(GOAL OF THE EXERCISE): Pictures do not belong in the copy. Return all of the entries exactly.

(DATA TO PROCESS):

- - - - - - -

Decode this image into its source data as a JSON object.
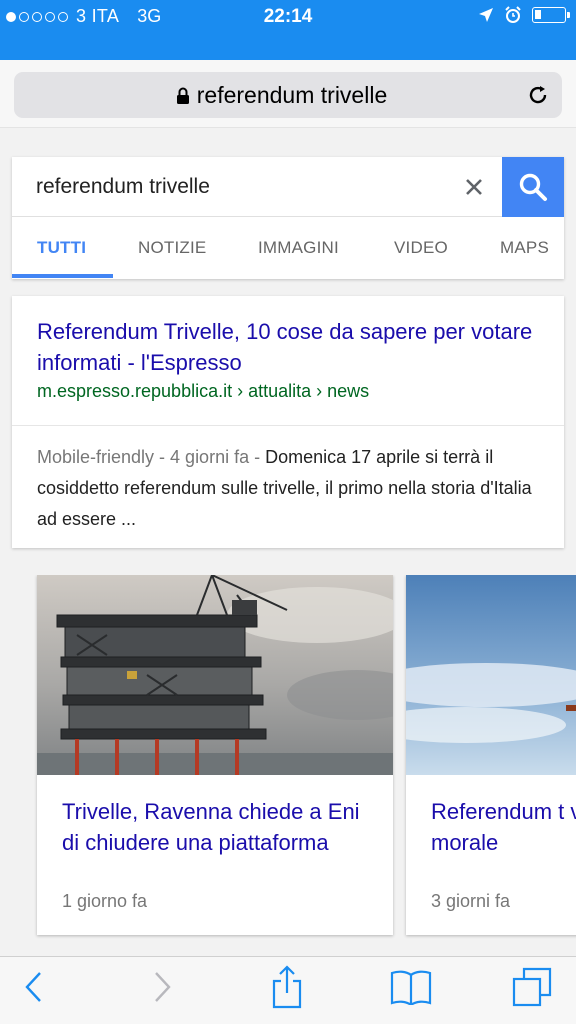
{
  "status_bar": {
    "carrier": "3 ITA",
    "network": "3G",
    "time": "22:14",
    "icons": [
      "signal-dots-icon",
      "location-arrow-icon",
      "alarm-clock-icon",
      "battery-icon"
    ]
  },
  "address_bar": {
    "url_text": "referendum trivelle",
    "icons": [
      "lock-icon",
      "reload-icon"
    ]
  },
  "search": {
    "query": "referendum trivelle",
    "tabs": [
      {
        "label": "TUTTI",
        "active": true
      },
      {
        "label": "NOTIZIE",
        "active": false
      },
      {
        "label": "IMMAGINI",
        "active": false
      },
      {
        "label": "VIDEO",
        "active": false
      },
      {
        "label": "MAPS",
        "active": false
      }
    ]
  },
  "result": {
    "title": "Referendum Trivelle, 10 cose da sapere per votare informati - l'Espresso",
    "url": "m.espresso.repubblica.it › attualita › news",
    "meta": "Mobile-friendly - 4 giorni fa - ",
    "snippet": "Domenica 17 aprile si terrà il cosiddetto referendum sulle trivelle, il primo nella storia d'Italia ad essere ..."
  },
  "news": [
    {
      "title": "Trivelle, Ravenna chiede a Eni di chiudere una piattaforma",
      "time": "1 giorno fa"
    },
    {
      "title": "Referendum t votare sì è un morale",
      "time": "3 giorni fa"
    }
  ],
  "colors": {
    "status_bar": "#1a8cf0",
    "link": "#1a0dab",
    "url_green": "#006621",
    "google_blue": "#4285f4"
  }
}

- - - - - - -

(WRITTEN RESPONSE):
Decode this image into its source data as a JSON object.
{
  "status_bar": {
    "carrier": "3 ITA",
    "network": "3G",
    "time": "22:14",
    "icons": [
      "signal-dots-icon",
      "location-arrow-icon",
      "alarm-clock-icon",
      "battery-icon"
    ]
  },
  "address_bar": {
    "url_text": "referendum trivelle",
    "icons": [
      "lock-icon",
      "reload-icon"
    ]
  },
  "search": {
    "query": "referendum trivelle",
    "tabs": [
      {
        "label": "TUTTI",
        "active": true
      },
      {
        "label": "NOTIZIE",
        "active": false
      },
      {
        "label": "IMMAGINI",
        "active": false
      },
      {
        "label": "VIDEO",
        "active": false
      },
      {
        "label": "MAPS",
        "active": false
      }
    ]
  },
  "result": {
    "title": "Referendum Trivelle, 10 cose da sapere per votare informati - l'Espresso",
    "url": "m.espresso.repubblica.it › attualita › news",
    "meta": "Mobile-friendly - 4 giorni fa - ",
    "snippet": "Domenica 17 aprile si terrà il cosiddetto referendum sulle trivelle, il primo nella storia d'Italia ad essere ..."
  },
  "news": [
    {
      "title": "Trivelle, Ravenna chiede a Eni di chiudere una piattaforma",
      "time": "1 giorno fa"
    },
    {
      "title": "Referendum t votare sì è un morale",
      "time": "3 giorni fa"
    }
  ],
  "colors": {
    "status_bar": "#1a8cf0",
    "link": "#1a0dab",
    "url_green": "#006621",
    "google_blue": "#4285f4"
  }
}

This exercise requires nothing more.